Dataset rows describing interfaces:
________________________________________

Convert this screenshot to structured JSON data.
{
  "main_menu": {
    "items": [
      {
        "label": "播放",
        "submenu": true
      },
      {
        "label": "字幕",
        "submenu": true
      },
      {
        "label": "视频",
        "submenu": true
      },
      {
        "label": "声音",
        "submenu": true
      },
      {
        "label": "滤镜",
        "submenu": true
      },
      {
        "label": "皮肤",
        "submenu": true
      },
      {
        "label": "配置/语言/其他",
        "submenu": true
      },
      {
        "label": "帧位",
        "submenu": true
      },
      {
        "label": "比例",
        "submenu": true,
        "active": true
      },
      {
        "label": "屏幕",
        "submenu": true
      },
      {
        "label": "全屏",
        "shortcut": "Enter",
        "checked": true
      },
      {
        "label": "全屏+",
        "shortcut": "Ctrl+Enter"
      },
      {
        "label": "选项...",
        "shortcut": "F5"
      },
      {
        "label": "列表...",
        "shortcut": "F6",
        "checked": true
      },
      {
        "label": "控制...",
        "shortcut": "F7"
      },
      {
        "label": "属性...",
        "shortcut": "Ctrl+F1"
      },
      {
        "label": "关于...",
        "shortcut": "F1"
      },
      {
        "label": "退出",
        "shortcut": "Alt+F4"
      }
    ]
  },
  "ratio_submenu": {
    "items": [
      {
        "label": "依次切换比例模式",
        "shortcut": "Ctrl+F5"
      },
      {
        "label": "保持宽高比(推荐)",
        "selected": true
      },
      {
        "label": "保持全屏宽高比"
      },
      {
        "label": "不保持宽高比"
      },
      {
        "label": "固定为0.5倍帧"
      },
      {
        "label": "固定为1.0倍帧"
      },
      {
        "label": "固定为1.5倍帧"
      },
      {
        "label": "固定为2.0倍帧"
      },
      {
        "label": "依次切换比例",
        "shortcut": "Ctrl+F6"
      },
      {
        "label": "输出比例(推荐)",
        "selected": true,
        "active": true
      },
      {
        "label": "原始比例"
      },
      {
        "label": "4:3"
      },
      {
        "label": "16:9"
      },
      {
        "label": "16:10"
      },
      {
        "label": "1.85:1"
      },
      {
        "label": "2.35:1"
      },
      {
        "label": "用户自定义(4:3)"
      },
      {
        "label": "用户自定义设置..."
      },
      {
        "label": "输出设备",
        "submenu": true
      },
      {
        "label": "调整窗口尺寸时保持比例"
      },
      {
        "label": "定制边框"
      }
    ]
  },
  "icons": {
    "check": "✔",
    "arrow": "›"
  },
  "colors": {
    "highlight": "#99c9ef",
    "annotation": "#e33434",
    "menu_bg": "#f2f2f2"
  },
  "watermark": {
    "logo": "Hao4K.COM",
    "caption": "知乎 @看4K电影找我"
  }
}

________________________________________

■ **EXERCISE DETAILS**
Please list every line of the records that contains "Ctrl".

■ **RESPONSE TO THIS EXERCISE**
        "shortcut": "Ctrl+Enter"
        "shortcut": "Ctrl+F1"
        "shortcut": "Ctrl+F5"
        "shortcut": "Ctrl+F6"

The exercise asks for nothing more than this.